__Records supplied__:
──────────

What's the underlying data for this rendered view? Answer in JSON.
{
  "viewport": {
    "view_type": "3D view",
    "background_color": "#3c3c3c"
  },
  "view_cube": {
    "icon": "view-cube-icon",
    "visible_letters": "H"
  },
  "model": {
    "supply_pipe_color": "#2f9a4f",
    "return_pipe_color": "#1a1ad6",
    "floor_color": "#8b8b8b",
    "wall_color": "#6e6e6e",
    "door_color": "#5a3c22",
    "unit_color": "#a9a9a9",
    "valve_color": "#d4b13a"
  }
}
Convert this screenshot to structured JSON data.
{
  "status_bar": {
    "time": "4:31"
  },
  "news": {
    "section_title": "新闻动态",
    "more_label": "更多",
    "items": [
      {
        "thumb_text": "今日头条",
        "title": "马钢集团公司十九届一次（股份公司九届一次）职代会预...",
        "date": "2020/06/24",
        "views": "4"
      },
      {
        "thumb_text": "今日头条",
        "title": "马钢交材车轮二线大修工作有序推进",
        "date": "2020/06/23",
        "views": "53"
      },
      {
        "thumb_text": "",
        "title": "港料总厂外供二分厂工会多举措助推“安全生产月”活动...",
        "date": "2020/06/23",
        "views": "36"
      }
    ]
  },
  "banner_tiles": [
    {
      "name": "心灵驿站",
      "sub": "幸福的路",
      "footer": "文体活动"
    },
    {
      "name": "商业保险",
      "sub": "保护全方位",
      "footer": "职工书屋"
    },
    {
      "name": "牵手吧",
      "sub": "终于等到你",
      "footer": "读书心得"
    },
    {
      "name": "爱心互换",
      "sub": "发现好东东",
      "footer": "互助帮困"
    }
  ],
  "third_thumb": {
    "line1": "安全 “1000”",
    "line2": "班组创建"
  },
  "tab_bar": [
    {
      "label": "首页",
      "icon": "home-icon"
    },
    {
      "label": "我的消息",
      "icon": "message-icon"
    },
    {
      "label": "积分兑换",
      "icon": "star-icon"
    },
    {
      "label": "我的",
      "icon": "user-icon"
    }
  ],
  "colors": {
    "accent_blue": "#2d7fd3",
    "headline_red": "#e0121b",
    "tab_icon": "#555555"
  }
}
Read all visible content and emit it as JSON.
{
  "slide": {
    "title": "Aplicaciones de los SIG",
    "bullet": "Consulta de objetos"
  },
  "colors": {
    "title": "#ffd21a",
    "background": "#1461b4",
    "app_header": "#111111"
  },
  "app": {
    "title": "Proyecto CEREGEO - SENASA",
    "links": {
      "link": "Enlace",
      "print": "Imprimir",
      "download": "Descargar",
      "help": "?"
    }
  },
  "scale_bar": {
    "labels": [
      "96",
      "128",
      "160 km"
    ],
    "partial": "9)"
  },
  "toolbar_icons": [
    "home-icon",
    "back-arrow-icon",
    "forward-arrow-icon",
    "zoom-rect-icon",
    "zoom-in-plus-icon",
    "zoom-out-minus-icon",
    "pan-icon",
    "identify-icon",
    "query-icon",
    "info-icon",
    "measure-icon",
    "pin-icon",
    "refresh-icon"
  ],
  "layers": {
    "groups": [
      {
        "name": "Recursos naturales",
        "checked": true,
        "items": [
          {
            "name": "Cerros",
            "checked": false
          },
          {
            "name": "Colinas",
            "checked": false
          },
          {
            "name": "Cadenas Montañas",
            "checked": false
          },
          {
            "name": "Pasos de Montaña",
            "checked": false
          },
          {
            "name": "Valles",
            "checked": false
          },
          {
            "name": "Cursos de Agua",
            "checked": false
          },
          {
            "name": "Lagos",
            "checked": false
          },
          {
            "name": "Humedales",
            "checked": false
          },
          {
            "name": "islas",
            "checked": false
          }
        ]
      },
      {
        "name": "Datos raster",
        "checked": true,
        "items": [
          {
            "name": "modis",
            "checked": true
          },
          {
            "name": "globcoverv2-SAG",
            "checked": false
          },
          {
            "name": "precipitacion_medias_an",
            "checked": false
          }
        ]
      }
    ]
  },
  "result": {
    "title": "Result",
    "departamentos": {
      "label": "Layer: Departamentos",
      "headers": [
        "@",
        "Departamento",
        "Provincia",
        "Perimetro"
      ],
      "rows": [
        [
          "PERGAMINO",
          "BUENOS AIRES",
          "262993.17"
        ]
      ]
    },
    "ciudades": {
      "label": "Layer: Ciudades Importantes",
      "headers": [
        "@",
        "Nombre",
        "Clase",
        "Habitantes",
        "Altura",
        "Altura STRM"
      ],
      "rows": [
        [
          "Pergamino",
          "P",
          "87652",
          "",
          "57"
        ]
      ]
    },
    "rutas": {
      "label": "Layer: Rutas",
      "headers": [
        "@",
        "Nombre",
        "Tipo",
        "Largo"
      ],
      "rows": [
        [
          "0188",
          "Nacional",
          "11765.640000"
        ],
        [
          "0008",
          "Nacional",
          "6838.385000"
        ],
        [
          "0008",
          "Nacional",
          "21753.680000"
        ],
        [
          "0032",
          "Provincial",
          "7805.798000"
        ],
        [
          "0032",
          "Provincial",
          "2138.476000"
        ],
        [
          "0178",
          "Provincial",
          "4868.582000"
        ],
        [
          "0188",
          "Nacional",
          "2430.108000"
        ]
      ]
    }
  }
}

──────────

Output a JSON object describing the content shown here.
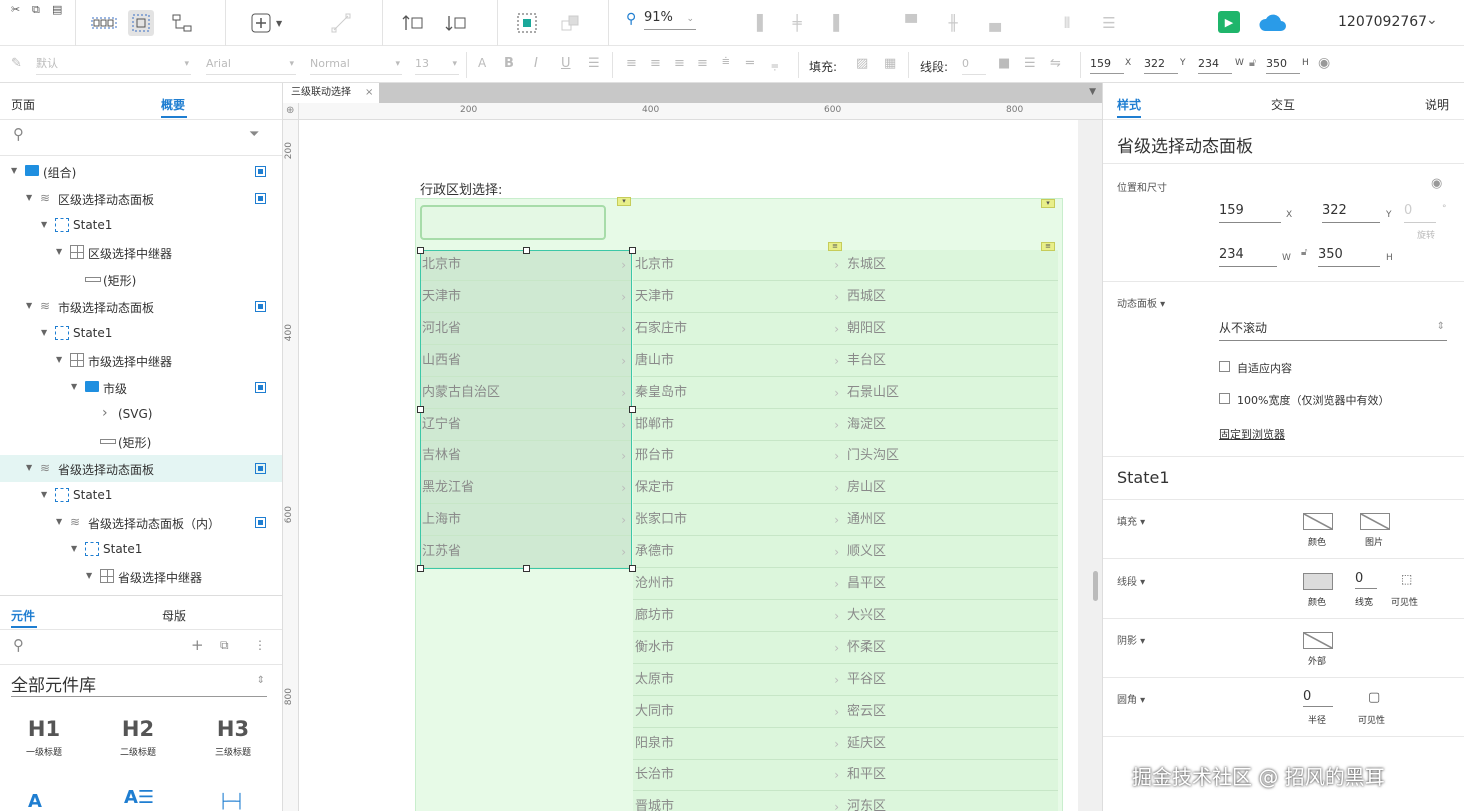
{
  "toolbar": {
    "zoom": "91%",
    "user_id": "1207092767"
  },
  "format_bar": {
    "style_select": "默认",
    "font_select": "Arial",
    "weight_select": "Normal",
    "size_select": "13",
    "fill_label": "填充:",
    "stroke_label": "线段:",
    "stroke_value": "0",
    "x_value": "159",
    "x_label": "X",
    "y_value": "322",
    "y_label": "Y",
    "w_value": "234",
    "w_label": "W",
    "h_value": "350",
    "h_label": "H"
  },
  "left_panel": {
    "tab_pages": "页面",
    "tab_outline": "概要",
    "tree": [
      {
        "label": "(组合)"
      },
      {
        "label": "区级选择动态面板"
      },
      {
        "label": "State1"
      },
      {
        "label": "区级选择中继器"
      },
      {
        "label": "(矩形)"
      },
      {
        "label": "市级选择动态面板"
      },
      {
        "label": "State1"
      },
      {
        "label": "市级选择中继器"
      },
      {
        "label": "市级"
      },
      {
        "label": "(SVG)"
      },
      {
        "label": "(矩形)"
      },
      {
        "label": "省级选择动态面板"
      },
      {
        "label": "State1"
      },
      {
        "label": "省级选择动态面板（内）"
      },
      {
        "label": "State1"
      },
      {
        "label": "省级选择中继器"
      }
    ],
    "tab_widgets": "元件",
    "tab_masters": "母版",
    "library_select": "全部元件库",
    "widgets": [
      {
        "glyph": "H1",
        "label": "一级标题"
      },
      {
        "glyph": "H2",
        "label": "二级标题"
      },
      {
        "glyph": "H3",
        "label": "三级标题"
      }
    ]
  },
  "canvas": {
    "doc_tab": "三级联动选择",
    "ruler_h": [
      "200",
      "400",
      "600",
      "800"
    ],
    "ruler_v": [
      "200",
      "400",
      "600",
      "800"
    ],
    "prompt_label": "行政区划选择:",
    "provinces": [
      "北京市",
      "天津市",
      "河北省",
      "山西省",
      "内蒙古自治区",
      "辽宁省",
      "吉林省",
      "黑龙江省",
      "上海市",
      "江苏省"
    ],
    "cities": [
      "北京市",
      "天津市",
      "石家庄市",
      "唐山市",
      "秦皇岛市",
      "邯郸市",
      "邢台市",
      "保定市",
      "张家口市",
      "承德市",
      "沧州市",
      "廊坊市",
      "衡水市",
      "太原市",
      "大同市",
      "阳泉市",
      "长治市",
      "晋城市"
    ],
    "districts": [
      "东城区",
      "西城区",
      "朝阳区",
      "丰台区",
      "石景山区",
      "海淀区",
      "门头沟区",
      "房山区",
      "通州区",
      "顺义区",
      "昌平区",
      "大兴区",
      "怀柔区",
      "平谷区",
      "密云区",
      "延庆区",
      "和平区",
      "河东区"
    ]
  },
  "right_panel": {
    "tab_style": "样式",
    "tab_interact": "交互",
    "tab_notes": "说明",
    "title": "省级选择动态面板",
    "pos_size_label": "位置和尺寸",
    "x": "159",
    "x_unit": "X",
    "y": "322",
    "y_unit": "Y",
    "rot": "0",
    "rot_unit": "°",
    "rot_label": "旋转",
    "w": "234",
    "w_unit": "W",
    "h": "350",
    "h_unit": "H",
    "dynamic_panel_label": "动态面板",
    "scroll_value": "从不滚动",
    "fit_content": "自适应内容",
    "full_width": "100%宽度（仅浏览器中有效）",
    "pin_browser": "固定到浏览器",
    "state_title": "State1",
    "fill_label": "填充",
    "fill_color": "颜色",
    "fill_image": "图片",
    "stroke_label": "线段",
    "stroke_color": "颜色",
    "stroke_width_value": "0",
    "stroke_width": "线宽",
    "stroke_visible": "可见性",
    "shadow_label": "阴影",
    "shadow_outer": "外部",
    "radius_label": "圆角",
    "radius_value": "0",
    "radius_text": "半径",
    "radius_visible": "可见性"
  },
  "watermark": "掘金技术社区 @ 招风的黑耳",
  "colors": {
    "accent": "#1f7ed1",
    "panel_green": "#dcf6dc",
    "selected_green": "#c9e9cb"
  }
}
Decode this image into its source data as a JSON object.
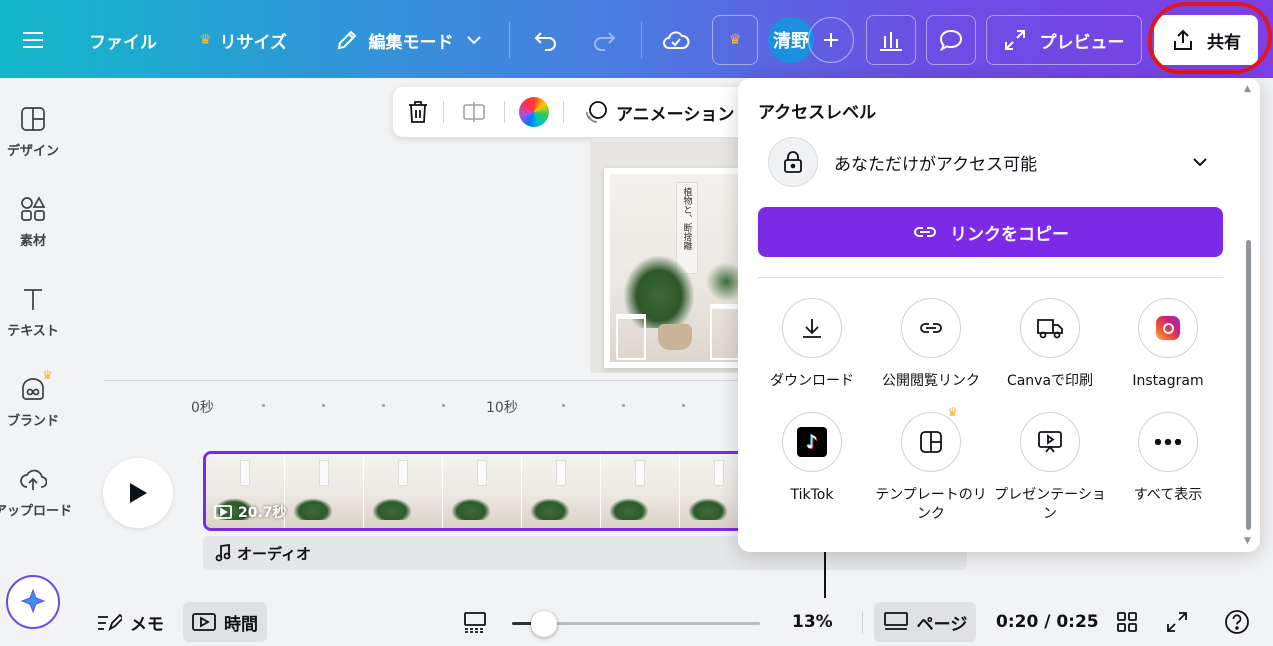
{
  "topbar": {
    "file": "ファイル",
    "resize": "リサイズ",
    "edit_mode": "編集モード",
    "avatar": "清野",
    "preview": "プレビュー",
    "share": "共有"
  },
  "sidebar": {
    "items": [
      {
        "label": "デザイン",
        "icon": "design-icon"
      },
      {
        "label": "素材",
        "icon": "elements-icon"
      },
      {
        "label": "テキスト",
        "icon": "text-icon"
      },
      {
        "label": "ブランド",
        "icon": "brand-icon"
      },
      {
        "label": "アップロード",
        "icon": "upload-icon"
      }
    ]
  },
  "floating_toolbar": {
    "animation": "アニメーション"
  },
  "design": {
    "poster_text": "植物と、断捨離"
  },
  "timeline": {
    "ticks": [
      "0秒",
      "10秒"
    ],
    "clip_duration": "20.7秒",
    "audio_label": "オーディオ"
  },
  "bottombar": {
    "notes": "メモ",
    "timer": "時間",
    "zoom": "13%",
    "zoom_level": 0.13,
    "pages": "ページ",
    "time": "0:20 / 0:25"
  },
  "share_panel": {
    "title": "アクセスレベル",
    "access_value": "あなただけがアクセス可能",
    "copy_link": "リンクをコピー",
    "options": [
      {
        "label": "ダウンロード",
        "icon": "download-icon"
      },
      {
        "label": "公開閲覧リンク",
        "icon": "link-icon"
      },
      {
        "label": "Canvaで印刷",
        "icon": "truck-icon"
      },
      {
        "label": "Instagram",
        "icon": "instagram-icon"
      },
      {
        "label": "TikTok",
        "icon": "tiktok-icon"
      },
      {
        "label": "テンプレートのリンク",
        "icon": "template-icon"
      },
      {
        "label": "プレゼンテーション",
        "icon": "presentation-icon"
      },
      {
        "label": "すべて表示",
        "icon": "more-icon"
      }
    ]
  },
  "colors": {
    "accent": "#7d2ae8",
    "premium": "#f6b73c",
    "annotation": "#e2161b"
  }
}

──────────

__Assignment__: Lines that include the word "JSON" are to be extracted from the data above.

__Solved exercise__:
What's the underlying data for this rendered view? Answer in JSON.
Convert this screenshot to structured JSON data.
Read all visible content and emit it as JSON.
Output a JSON object describing the content shown here.
Decode this image into its source data as a JSON object.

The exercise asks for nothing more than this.